organizations.

My friend Ethan Rider, who is a tribal art photographer, consultant and
dealer, has graciously sent me some photographs
and video of
Kwag-hir performances he filmed in Nigeria recently. These are serious performances, not something done
for outsiders. He was there researching the
Kwagh-hir masquerade for a book he is writing. I have included the photos
below along with the video files. Thank you Ethan for your willingness to share these with me and others.
"Most frequently, the large body masks are the main
characters of a masquerade, and the helmet
characters are supporting actors. This helmet mask
character is different from that portrayed on your
mask, but demonstrates how a helmet mask character
can be the focus of a masquerade. Here, the
masquerader wears an expressive helmet mask and a
costume composed of textile strips, and carries a
wooden knife. The man in the photograph who isn't
wearing a shirt is somewhat of a director of the
masquerade; he never portrays a character, although
he does dance and entertain during intermissions. He
carries flaming corn cobs (soaked in kerosene) on a
stick, and leads the dancers around the ring. Because
of the darkness and difficulty of seeing from inside the
masks (especially the larger ones), he ensures the
dancers don't careen into the audience who tightly
encircle the performance area." - ER
"Many of the Kwagh-hir masquerades reinforce
traditional beliefs, such as the power and aggression of
the
mbatsav gods, yet many other Kwagh-hir
masquerades are instructive about practical matters,
like the benefits of seeing a doctor. This picture shows
helmet masqueraders in a performance of the latter: it
depicts a woman of the night, and an excited man
pursuing her (portrayed in a very animalistic manner)."-
ER
"This photo, depicting a simian mask, is another
example of a helmet masquerader being the sole
featured character of a performance." - ER
"This photo shows two helmet masqueraders firing
arrows into one of the aggressive
mbatsav characters,
depicted as a large body mask who is attacking and
being attacked by human and animal characters, all
carved from a single piece of wood. " - ER
"The first movie, entitled “helmetawesome” depicts the masquerader dancing more slowly than usual, but this is a great snippet because you get an
excellent sense of the talent and size of the band. Comprised of about two dozen members, some vocalists, some instrumentalists, and some both, they

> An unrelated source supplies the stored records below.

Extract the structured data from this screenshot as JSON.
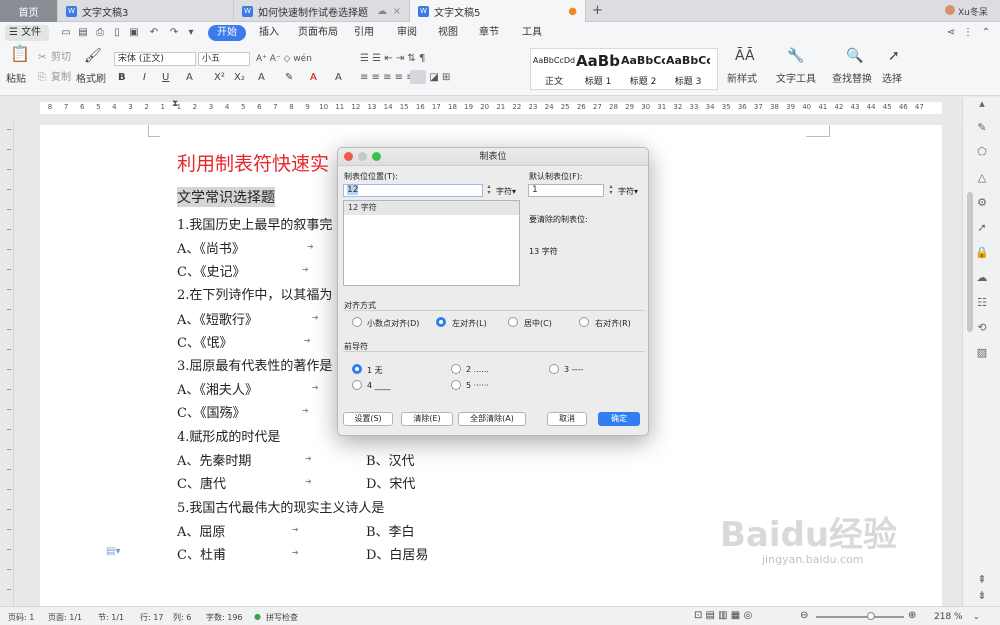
{
  "tabs": {
    "home": "首页",
    "t1": "文字文稿3",
    "t2": "如何快速制作试卷选择题",
    "t3": "文字文稿5",
    "user": "Xu冬呆"
  },
  "menu": {
    "file": "文件",
    "items": [
      "开始",
      "插入",
      "页面布局",
      "引用",
      "审阅",
      "视图",
      "章节",
      "工具"
    ]
  },
  "ribbon": {
    "paste": "粘贴",
    "cut": "剪切",
    "copy": "复制",
    "format_painter": "格式刷",
    "font": "宋体 (正文)",
    "size": "小五",
    "styles": [
      {
        "preview": "AaBbCcDd",
        "name": "正文"
      },
      {
        "preview": "AaBb",
        "name": "标题 1"
      },
      {
        "preview": "AaBbCc",
        "name": "标题 2"
      },
      {
        "preview": "AaBbCc",
        "name": "标题 3"
      }
    ],
    "new_style": "新样式",
    "text_tool": "文字工具",
    "find_replace": "查找替换",
    "select": "选择"
  },
  "ruler_numbers": [
    "8",
    "7",
    "6",
    "5",
    "4",
    "3",
    "2",
    "1",
    "1",
    "2",
    "3",
    "4",
    "5",
    "6",
    "7",
    "8",
    "9",
    "10",
    "11",
    "12",
    "13",
    "14",
    "15",
    "16",
    "17",
    "18",
    "19",
    "20",
    "21",
    "22",
    "23",
    "24",
    "25",
    "26",
    "27",
    "28",
    "29",
    "30",
    "31",
    "32",
    "33",
    "34",
    "35",
    "36",
    "37",
    "38",
    "39",
    "40",
    "41",
    "42",
    "43",
    "44",
    "45",
    "46",
    "47"
  ],
  "document": {
    "title": "利用制表符快速实",
    "heading": "文学常识选择题",
    "lines": [
      "1.我国历史上最早的叙事完",
      "A、《尚书》",
      "C、《史记》",
      "2.在下列诗作中，以其福为",
      "A、《短歌行》",
      "C、《氓》",
      "3.屈原最有代表性的著作是",
      "A、《湘夫人》",
      "C、《国殇》",
      "4.赋形成的时代是",
      "A、先秦时期",
      "B、汉代",
      "C、唐代",
      "D、宋代",
      "5.我国古代最伟大的现实主义诗人是",
      "A、屈原",
      "B、李白",
      "C、杜甫",
      "D、白居易"
    ]
  },
  "dialog": {
    "title": "制表位",
    "tab_pos_label": "制表位位置(T):",
    "tab_pos_value": "12",
    "unit": "字符",
    "list_item": "12 字符",
    "default_label": "默认制表位(F):",
    "default_value": "1",
    "clear_label": "要清除的制表位:",
    "clear_value": "13 字符",
    "align_label": "对齐方式",
    "align_options": [
      "小数点对齐(D)",
      "左对齐(L)",
      "居中(C)",
      "右对齐(R)"
    ],
    "leader_label": "前导符",
    "leader_options": [
      "1 无",
      "2 ......",
      "3 ----",
      "4 ____",
      "5 ······"
    ],
    "buttons": {
      "set": "设置(S)",
      "clear": "清除(E)",
      "clear_all": "全部清除(A)",
      "cancel": "取消",
      "ok": "确定"
    }
  },
  "status": {
    "page_num": "页码: 1",
    "pages": "页面: 1/1",
    "section": "节: 1/1",
    "row": "行: 17",
    "col": "列: 6",
    "words": "字数: 196",
    "spell": "拼写检查",
    "zoom": "218 %"
  },
  "watermark": {
    "main": "Baidu经验",
    "sub": "jingyan.baidu.com"
  }
}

perform almost continuously for hours at a time, with the precision of James Brown’s crew. They have no sheet music, and yet begin each song only
seconds after the next allegory is announced (the order is not determined in advance). Aside from a few intermissions, they perform hundreds of songs
back-to-back, over a period of 6-10 hours. " - ER

VIDEO 1
"The second movie, called “faceawesome” shows a masquerader wearing a face mask (not a helmet mask), but gives you a better sense of the energy